After what has seemed like far too long, Derpy News has had the privilege of attending the second iteration of the pony convention Nightmare Nights Dallas. Being a convention run by a longstanding friend to Derpy News, I was exited to see what he’d brought to the balmy heat of Dallas. And he did not disappoint. There were a few bumps in the road, but the pleasant, homely atmosphere of Nightmare Nights shone through regardless. You can find a more in depth report, along with more convention pictures, after the break.
On October 24th, the Crowne Plaza hotel in Dallas opened it’s doors to the second iteration of the Nightmare Nights convention. Over thirteen-hundred people attended the three day convention, along with a small gathering of artists, musicians and special guests. Now, normally in my convention editorials, I would go over the pros and cons of the conventions. However, the convention has released on their tumblr a list of really most of my major complaints about the con. So in order to save some redundancy, I’ll be going over what I liked about the con, and then some suggestions for next year.
One of the things that stuck out the most to me about Nightmare Nights was the scale. Being the first smaller convention that I’ve attended (that didn’t implode), I got to see firsthand just how different cons could be. The first thing I noticed was the atmosphere. The lower attendance and smaller hotel made things feel less crowded, and it was less of a rush trying to get to one area to another. Seeing special guests hanging out in the hotel bar after hours is something I’ve only seen at Nightmare Nights so far. The laid-back atmosphere felt great in comparison to many of the conventions I’ve been to. And I wasn’t the only one to notice, as a special guest told me that the convention was “the perfect size”.
As someone from the midwestern United States, I could really appreciate the location of Nightmare Nights this time of year. Going from near freezing temperatures to 70° nights was a dream come true. The hotel itself was very nice, though they did run out of blankets during the convention. Restaurants and food were a bit far away for my liking, but if you’re up for a walk, restaurants like The Blue Goose and The Londoner were very nice. I also had some issues getting to the convention arriving from the Dallas Love Field airport. If you know you are going to end up there, be careful in planning your transportation, as very few shuttles go between the airport and the hotel.
Vending halls have changed quite a bit from the last time I’d been to a con. While Nightmare Nights did not have as many vendors as other conventions I’ve been to, there was quite a variety of things available from those who were selling. Fanart prints seem to have fallen out of favor, with many vendors offering more varied wares, ranging from Dungeons and Dragons supplementals to pony-inspired perfumes. Probably the biggest hit of the convention was the Twilight Sparkle’s Secret Shipfic Folder card game. I saw many groups of attendees playing the game in the halls of the hotel and down in the bar.

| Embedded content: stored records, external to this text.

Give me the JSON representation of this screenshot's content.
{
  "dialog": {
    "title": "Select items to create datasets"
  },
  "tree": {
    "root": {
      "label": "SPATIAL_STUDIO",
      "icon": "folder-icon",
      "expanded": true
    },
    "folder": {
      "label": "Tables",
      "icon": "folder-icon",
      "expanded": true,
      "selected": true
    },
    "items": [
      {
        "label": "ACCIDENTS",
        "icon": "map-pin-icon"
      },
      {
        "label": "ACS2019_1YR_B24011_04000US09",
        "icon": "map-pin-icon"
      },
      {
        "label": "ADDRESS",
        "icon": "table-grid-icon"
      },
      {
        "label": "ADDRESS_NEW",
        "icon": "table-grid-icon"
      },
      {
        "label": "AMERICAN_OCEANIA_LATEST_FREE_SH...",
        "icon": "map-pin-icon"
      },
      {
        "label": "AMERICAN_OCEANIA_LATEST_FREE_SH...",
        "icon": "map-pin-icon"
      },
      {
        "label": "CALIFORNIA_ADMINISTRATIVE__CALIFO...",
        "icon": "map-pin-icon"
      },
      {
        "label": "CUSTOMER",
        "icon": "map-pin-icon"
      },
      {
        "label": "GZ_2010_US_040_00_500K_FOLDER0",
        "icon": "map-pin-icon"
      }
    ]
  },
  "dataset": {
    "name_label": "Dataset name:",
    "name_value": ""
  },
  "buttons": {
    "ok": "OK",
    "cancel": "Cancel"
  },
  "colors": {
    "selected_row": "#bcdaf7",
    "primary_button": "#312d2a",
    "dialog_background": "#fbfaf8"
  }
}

Something I would like to see for next year is something a bit more Halloween themed. I can understand that Nightmare Nights is a pony convention, but seeing as the name of the convention is taken from a Halloween episode and that the con took place just before Halloween, I had been expecting things to be a bit more seasonal. Decorations would be nice to see next time, as there were none that I saw outside the vendor hall. Events like costume balls, bobbing for apples, and other Halloween games could have been implemented. It was a missed opportunity to add some more character to the convention and help distinguish it from other conventions, as even though the people are there primarily for pony things, I’m sure that there are very few in that crowd who had an aversion to Halloween.
If there had to be an event to cut next year, I would recommend the concert. Attendance at the Nightmare Nights concert was dismal, to say the least. Part of this stems from half of their musical talent list not showing up to play, but I think that isn’t the heart of the problem. I don’t really understand the necessity of concerts at every pony convention, especially smaller conventions like Nightmare Nights. Concerts take up a very large amount of space and time for the enjoyment of only a few attendees. Another idea that could work while keeping the concert is inviting non-pony bands to play. There are plenty of local bands in the Dallas area who would love to have a venue like Nightmare Nights to play at, and it may even bring more people to the convention just to see them play.
Despite the flaws that existed in the convention, it was hard to find an attendee without a smile on their face. The staff of Nightmare Nights did a great job this year, and I’m looking forward to seeing it again next year. I will have more Nightmare Nights coverage throughout the month, including interviews I was able to get with special guests Tabitha St. Germaine, G.M. Berrow, and M.A. Larson.